Since the Industrial Revolution, the most significant social and economic shifts have been driven by digitalization and the new technical possibilities that artificial intelligence (AI) delivers. These are linked to both opportunities and dangers. There is a risk of uncontrolled development and a detrimental impact on AI if the necessary political, economic, and ethical framework conditions are not in place.
In the end, AI has a significant impact on all industries, to varying degrees. Artificial intelligence such as machine learning (ML), may be employed in various applications. First and foremost, AI will be increasingly used in sectors requiring the analysis and evaluation of massive volumes of data. Artificial intelligence systems are more qualified than humans to analyze large volumes of data, connect it with numerous reference points, and form a superior decision-making foundation.
Artificial intelligence has already infiltrated many aspects of our professional and personal life, and Alexa and Siri are already well-known examples of this. Machines are now capable of accomplishing astonishing things with facial and speech recognition thanks to sophisticated algorithms. Many systems can do better than humans, with error rates of less than 5%. Computers are now significantly better than humans in picture recognition, also utilized on Facebook and in self-driving cars.
Online shops and search engines, for example, utilize machine learning to improve user experience and make purchasing suggestions. In summary, AI and machine learning are now established – and widely accepted – aspects of our daily lives.
When it comes to our working surroundings, AI, machine learning, and digitalization have a considerable influence since they transform or expand the human activity spectrum. As a result, the job profiles of workers and the tasks they are expected to do will alter dramatically. The manufacturing industry, for example, is an example of a sector that is more reliant on machines and robots.
When it comes to the employment of AI, there are two main threat categories: risks related to society and humans and risks related to technological reliance. Many people are concerned about machines and artificial intelligence taking over human tasks. This isn’t only about catastrophic worries and Terminator-like situations, which Tesla CEO Elon Musk has mentioned several times, but also about more basic existential fears.
People wonder, for example, how they will fit into the digital future when intelligent machines take over their jobs. Do they still possess the necessary abilities? The older generation, in particular, is skeptical of technological advancements and the growing usage of smart gadgets.
However, it is essential to keep in mind that the world of work will undoubtedly change. Jobs that are necessary now may become obsolete in a few decades. Currently, the influence of AI is creating a high need for data scientists and engineers, but robots may be able to accomplish these tasks better and quicker in a few years.
Because of technology advancements and societal issues, it is critical to launching socio-political efforts to create and execute technological opportunities and educational and digital policies. Without an idea, Britain’s worldwide competitiveness will suffer. The second type of danger tackles the question of “How much decision-making authority should we give robots and AI?”

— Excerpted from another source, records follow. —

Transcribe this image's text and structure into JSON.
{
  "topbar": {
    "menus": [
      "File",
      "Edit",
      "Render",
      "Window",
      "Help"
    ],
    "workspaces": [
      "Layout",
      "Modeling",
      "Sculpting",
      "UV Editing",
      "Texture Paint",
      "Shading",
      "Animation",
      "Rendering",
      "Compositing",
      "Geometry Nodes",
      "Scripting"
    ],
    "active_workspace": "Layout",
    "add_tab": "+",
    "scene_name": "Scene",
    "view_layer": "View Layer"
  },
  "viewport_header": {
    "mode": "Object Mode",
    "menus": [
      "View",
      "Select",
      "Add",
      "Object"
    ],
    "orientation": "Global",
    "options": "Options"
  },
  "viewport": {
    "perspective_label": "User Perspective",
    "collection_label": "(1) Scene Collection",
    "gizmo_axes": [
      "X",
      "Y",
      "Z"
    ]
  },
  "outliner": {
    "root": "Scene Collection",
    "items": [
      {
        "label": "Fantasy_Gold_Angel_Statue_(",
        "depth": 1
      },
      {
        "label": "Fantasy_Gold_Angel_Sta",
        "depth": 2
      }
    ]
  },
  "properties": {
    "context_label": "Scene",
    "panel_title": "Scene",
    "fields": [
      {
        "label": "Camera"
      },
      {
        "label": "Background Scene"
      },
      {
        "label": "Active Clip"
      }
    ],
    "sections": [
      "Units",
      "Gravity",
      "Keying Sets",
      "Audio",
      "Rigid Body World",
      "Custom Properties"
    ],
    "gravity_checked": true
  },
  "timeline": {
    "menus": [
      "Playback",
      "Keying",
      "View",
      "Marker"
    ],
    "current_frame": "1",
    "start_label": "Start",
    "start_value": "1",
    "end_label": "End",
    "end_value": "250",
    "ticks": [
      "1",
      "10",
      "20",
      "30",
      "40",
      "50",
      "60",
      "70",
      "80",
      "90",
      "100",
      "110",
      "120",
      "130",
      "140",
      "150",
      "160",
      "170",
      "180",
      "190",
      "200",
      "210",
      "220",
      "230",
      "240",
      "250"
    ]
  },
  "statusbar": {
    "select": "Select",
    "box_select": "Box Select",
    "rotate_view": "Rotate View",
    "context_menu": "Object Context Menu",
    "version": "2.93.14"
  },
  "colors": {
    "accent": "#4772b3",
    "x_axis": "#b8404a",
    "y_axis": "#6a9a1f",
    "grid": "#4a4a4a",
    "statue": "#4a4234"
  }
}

There’s a danger of being too reliant on a machine or algorithm and being unable to duplicate its results. Because of their lack of communication skills and the complexity of their “thinking processes,” neural networks, which contain millions of connections and interactions, make judgments that they cannot fully explain. Machines are not emphatic narrators; they know more than they tell us and do not comprehend our information requirements.
In any case, we will eventually have to rely on information from machines in some critical areas and rapid decision-making processes – for example, the decision that a nuclear power plant must be shut down immediately because the complex trains of thought involved in such events cannot be traced and understood quickly enough by humans. It is also sometimes disregarded that even machines may develop preconceptions based on prior knowledge.
A recruiting system, for example, may assist in the selection of ideal individuals by reviewing thousands of previous corporate choices. If a recruiter has favored males over women for whatever reason, the computer inherits this “prejudice” and incorporates it into the algorithm. Furthermore, AI systems that generate their successors without human input exist today, such as Google’s AutoML project. The influence of artificial intelligence may result in a dynamic that is no longer controllable, which is quite concerning. It also emphasizes the critical importance of a moral and ethical framework.
In general, industry and society are still in the early stages of the AI and machine learning transformation. New opportunities will spark innovation and fresh ideas. We will observe errors, as well as surprising victories. However, one thing must be kept in mind: AI’s consequences are grave. According to the World Economic Forum, humanity is on the verge of the fourth industrial revolution, with social, economic, and societal ramifications. As a result, politics, and industry must collaborate – now and in the future – to establish the right framework conditions that will chart the way for future generations.
So, if you wish to integrate AI in the workplace, contact the ONPASSIVE team.